DATA SUPPLIED:
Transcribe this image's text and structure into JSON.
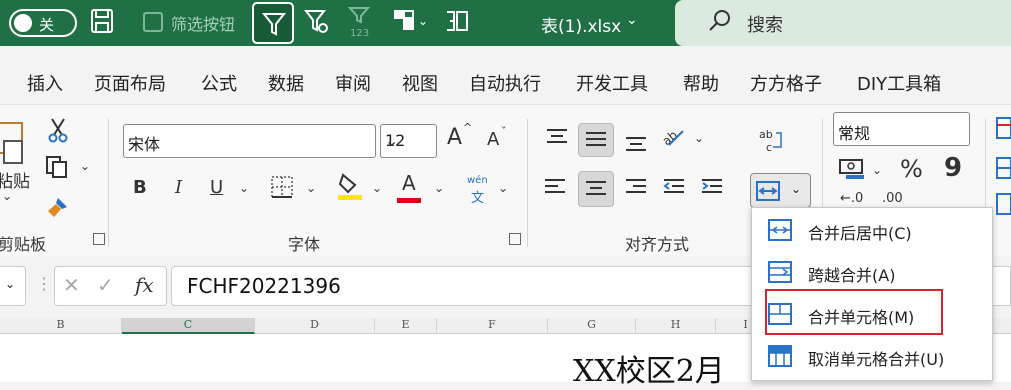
{
  "titlebar": {
    "toggle_label": "关",
    "checkbox_label": "筛选按钮",
    "filename": "表(1).xlsx",
    "search_placeholder": "搜索",
    "colors": {
      "bar": "#1f7145",
      "search_bg": "#dbeadf"
    },
    "icons": [
      "save-icon",
      "filter-icon",
      "filter-settings-icon",
      "number-format-icon",
      "grid-toolbar-icon",
      "calc-icon",
      "chevron-down-icon",
      "search-icon"
    ]
  },
  "menu": {
    "items": [
      "插入",
      "页面布局",
      "公式",
      "数据",
      "审阅",
      "视图",
      "自动执行",
      "开发工具",
      "帮助",
      "方方格子",
      "DIY工具箱"
    ]
  },
  "ribbon": {
    "clipboard": {
      "paste_label": "粘贴",
      "group_label": "剪贴板"
    },
    "font": {
      "font_name": "宋体",
      "font_size": "12",
      "bold": "B",
      "italic": "I",
      "underline": "U",
      "font_color_letter": "A",
      "phonetic_top": "wén",
      "phonetic_bottom": "文",
      "grow": "A",
      "shrink": "A",
      "group_label": "字体",
      "colors": {
        "highlight": "#ffe600",
        "font_color": "#e0001b"
      }
    },
    "alignment": {
      "group_label": "对齐方式",
      "wrap_label": "ab c"
    },
    "number": {
      "format": "常规",
      "percent": "%",
      "comma": "9",
      "dec_inc": "←.0",
      "dec_dec": ".00"
    }
  },
  "formula_bar": {
    "fx": "fx",
    "value": "FCHF20221396"
  },
  "columns": [
    {
      "label": "B",
      "selected": false
    },
    {
      "label": "C",
      "selected": true
    },
    {
      "label": "D",
      "selected": false
    },
    {
      "label": "E",
      "selected": false
    },
    {
      "label": "F",
      "selected": false
    },
    {
      "label": "G",
      "selected": false
    },
    {
      "label": "H",
      "selected": false
    },
    {
      "label": "I",
      "selected": false
    }
  ],
  "sheet": {
    "title_partial": "XX校区2月"
  },
  "merge_menu": {
    "items": [
      {
        "label": "合并后居中(C)",
        "icon": "merge-center-icon"
      },
      {
        "label": "跨越合并(A)",
        "icon": "merge-across-icon"
      },
      {
        "label": "合并单元格(M)",
        "icon": "merge-cells-icon",
        "highlighted": true
      },
      {
        "label": "取消单元格合并(U)",
        "icon": "unmerge-cells-icon"
      }
    ],
    "highlight_color": "#d9232c"
  }
}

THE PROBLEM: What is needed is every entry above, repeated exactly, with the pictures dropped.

RESPONSE TO THE TASK:
Transcribe this image's text and structure into JSON.
{
  "titlebar": {
    "toggle_label": "关",
    "checkbox_label": "筛选按钮",
    "filename": "表(1).xlsx",
    "search_placeholder": "搜索",
    "colors": {
      "bar": "#1f7145",
      "search_bg": "#dbeadf"
    },
    "icons": [
      "save-icon",
      "filter-icon",
      "filter-settings-icon",
      "number-format-icon",
      "grid-toolbar-icon",
      "calc-icon",
      "chevron-down-icon",
      "search-icon"
    ]
  },
  "menu": {
    "items": [
      "插入",
      "页面布局",
      "公式",
      "数据",
      "审阅",
      "视图",
      "自动执行",
      "开发工具",
      "帮助",
      "方方格子",
      "DIY工具箱"
    ]
  },
  "ribbon": {
    "clipboard": {
      "paste_label": "粘贴",
      "group_label": "剪贴板"
    },
    "font": {
      "font_name": "宋体",
      "font_size": "12",
      "bold": "B",
      "italic": "I",
      "underline": "U",
      "font_color_letter": "A",
      "phonetic_top": "wén",
      "phonetic_bottom": "文",
      "grow": "A",
      "shrink": "A",
      "group_label": "字体",
      "colors": {
        "highlight": "#ffe600",
        "font_color": "#e0001b"
      }
    },
    "alignment": {
      "group_label": "对齐方式",
      "wrap_label": "ab c"
    },
    "number": {
      "format": "常规",
      "percent": "%",
      "comma": "9",
      "dec_inc": "←.0",
      "dec_dec": ".00"
    }
  },
  "formula_bar": {
    "fx": "fx",
    "value": "FCHF20221396"
  },
  "columns": [
    {
      "label": "B",
      "selected": false
    },
    {
      "label": "C",
      "selected": true
    },
    {
      "label": "D",
      "selected": false
    },
    {
      "label": "E",
      "selected": false
    },
    {
      "label": "F",
      "selected": false
    },
    {
      "label": "G",
      "selected": false
    },
    {
      "label": "H",
      "selected": false
    },
    {
      "label": "I",
      "selected": false
    }
  ],
  "sheet": {
    "title_partial": "XX校区2月"
  },
  "merge_menu": {
    "items": [
      {
        "label": "合并后居中(C)",
        "icon": "merge-center-icon"
      },
      {
        "label": "跨越合并(A)",
        "icon": "merge-across-icon"
      },
      {
        "label": "合并单元格(M)",
        "icon": "merge-cells-icon",
        "highlighted": true
      },
      {
        "label": "取消单元格合并(U)",
        "icon": "unmerge-cells-icon"
      }
    ],
    "highlight_color": "#d9232c"
  }
}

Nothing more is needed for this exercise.